South Korea has a problem, and it involves squirrels. Acorns are being taken from parks and forests for human consumption, and it’s negatively affecting the squirrels. According to experts, each individual squirrel needs to bury more than 100 acorns to survive the winter.
The population of squirrels has decreased by about 30 percent in the past decade, according to a 2018 wildlife report by South Korea’s National Institute of Biological Resources. This all began when researchers announced that an acorn is a “superfood” that can help battle obesity and diabetes.
That’s not the only reason. People are saying that acorns make great food products like noodles, jelly powder, and coffee.

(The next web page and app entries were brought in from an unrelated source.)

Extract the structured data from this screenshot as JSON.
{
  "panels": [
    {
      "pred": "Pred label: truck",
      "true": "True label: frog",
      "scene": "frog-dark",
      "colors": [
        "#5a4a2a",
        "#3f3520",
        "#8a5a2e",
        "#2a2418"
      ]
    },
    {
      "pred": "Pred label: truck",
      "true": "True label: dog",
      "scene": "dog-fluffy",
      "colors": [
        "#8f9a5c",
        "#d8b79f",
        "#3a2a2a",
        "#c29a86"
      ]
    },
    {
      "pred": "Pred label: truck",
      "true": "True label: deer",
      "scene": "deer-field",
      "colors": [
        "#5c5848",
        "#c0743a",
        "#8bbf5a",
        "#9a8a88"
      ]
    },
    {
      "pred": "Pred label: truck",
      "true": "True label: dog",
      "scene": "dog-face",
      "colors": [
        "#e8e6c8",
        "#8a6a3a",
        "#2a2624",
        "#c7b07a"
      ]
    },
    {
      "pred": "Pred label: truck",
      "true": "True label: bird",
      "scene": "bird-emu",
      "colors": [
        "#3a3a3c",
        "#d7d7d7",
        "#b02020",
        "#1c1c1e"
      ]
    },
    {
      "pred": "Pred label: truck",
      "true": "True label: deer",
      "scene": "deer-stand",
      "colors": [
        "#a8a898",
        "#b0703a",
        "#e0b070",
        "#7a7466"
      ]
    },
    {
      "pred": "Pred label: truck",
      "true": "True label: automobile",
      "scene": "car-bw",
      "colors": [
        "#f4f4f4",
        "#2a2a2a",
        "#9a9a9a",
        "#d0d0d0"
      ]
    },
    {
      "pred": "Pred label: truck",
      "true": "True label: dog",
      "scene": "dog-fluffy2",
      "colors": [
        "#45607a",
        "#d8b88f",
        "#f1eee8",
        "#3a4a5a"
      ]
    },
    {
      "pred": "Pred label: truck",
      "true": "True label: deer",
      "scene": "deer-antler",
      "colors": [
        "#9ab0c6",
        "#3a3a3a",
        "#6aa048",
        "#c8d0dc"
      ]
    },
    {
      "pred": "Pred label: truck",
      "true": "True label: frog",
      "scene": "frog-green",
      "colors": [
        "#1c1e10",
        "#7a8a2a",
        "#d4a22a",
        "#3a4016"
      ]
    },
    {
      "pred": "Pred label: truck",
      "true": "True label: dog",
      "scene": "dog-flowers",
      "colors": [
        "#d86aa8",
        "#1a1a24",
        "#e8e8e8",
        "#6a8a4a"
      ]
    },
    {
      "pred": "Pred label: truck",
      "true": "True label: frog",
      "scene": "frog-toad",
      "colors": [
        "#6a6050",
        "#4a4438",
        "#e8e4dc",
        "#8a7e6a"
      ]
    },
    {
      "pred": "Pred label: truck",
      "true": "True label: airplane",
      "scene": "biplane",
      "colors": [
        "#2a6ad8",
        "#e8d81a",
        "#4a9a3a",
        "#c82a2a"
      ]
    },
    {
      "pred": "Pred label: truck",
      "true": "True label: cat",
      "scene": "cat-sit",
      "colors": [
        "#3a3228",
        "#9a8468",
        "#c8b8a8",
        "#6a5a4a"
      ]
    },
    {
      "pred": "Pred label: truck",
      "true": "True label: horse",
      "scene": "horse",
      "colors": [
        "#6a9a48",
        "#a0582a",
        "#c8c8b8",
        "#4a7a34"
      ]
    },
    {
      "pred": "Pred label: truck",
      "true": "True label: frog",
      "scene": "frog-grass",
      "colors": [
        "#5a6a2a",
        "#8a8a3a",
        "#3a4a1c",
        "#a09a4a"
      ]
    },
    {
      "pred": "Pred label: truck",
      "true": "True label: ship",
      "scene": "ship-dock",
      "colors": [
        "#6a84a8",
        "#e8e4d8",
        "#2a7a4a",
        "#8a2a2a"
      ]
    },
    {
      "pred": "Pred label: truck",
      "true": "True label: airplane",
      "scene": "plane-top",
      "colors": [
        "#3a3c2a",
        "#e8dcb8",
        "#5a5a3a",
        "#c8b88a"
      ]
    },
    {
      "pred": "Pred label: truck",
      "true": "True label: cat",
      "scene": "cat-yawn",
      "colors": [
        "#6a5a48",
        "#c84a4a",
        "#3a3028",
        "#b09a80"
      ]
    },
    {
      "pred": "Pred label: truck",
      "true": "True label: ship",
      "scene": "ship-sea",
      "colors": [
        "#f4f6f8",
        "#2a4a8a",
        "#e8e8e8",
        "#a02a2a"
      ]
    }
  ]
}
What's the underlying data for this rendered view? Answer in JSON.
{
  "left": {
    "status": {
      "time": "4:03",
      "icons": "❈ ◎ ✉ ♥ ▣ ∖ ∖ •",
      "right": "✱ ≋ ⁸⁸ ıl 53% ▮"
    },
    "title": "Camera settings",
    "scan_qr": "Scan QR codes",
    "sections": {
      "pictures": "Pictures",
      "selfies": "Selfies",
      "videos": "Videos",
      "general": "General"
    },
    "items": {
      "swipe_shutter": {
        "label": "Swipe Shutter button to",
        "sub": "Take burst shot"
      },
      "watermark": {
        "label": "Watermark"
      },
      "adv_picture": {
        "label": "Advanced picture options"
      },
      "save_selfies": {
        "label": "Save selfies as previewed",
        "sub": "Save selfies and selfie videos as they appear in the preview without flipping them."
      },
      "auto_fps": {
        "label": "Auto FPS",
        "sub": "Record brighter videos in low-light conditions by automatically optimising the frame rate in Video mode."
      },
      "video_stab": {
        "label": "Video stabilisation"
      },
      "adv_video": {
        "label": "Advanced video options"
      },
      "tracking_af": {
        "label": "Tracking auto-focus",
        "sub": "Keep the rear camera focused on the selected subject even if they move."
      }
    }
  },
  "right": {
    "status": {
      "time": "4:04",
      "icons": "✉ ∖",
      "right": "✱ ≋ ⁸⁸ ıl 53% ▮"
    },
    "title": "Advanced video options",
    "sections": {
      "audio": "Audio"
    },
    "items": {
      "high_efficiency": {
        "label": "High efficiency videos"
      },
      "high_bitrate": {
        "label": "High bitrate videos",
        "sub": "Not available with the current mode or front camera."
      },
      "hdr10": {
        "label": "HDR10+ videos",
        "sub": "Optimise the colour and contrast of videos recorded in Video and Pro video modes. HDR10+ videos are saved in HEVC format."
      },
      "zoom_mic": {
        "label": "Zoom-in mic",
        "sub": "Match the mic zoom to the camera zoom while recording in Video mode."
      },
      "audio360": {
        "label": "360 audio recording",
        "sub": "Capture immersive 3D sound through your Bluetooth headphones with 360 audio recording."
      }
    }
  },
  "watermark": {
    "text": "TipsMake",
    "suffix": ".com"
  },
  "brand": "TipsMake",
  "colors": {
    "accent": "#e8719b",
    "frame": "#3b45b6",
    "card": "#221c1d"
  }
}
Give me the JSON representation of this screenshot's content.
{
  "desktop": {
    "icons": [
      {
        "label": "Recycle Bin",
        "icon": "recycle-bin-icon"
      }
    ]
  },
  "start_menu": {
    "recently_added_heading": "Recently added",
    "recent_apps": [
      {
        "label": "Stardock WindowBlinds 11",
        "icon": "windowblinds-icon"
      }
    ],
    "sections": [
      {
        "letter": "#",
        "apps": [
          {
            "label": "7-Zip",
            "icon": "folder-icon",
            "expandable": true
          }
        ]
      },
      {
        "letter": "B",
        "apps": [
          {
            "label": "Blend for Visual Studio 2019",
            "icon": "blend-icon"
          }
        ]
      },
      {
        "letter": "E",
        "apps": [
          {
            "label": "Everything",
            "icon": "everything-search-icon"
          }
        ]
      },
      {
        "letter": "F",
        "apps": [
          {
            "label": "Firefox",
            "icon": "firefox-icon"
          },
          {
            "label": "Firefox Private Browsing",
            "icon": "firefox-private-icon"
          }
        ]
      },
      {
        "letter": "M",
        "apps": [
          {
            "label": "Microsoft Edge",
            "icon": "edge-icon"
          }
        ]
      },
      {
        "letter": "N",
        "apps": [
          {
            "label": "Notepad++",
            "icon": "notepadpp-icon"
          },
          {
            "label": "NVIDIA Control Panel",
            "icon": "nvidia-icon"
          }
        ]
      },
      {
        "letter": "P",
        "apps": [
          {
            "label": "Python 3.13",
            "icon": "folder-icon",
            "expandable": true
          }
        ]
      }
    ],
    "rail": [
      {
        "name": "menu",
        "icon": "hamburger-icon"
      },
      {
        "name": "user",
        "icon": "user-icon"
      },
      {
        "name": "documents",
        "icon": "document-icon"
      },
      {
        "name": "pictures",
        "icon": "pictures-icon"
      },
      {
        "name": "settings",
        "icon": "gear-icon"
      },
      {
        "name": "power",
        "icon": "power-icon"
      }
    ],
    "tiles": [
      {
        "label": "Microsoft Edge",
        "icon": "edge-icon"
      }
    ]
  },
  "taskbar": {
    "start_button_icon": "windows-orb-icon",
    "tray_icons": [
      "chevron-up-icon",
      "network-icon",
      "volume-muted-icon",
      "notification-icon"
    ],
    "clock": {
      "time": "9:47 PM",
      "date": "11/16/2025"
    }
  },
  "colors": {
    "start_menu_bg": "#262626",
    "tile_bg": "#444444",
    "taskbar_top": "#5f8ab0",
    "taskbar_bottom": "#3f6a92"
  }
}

Acorns were eaten a lot during famines or poor harvest, when South Koreans made a special dish called dotori muk. This is made by soaking acorns for a few days then mashing them up, and eventually boiling the acorn starch. Dotori muk can be served as thin gelatinous blocks with a light drizzle of soy sauce and scallions, pan fried cakes, dumplings and more. Shin Kyungja finds acorns near her home and makes an acorn powder, then sells it online. “My children tell me I'm mean for taking food away from the squirrels,” she says.
The problem has become big enough that people caught gathering acorns for commercial use can face a five year prison sentence or a $40,000 fine. Also, at Seoul Yonsei University they have acorn rangers who prevent the nut from being taken from their parks. One year at Bukhansan National Park, employees recovered 450 pounds of acorns from those trying to steal them. A helicopter had to be used to redistribute the precious nut to the squirrels.
Squirrels in South Korea are going through hard times right now, so next time you see an acorn put it under a leaf for a squirrel to find.
[Source: Wall Street Journal]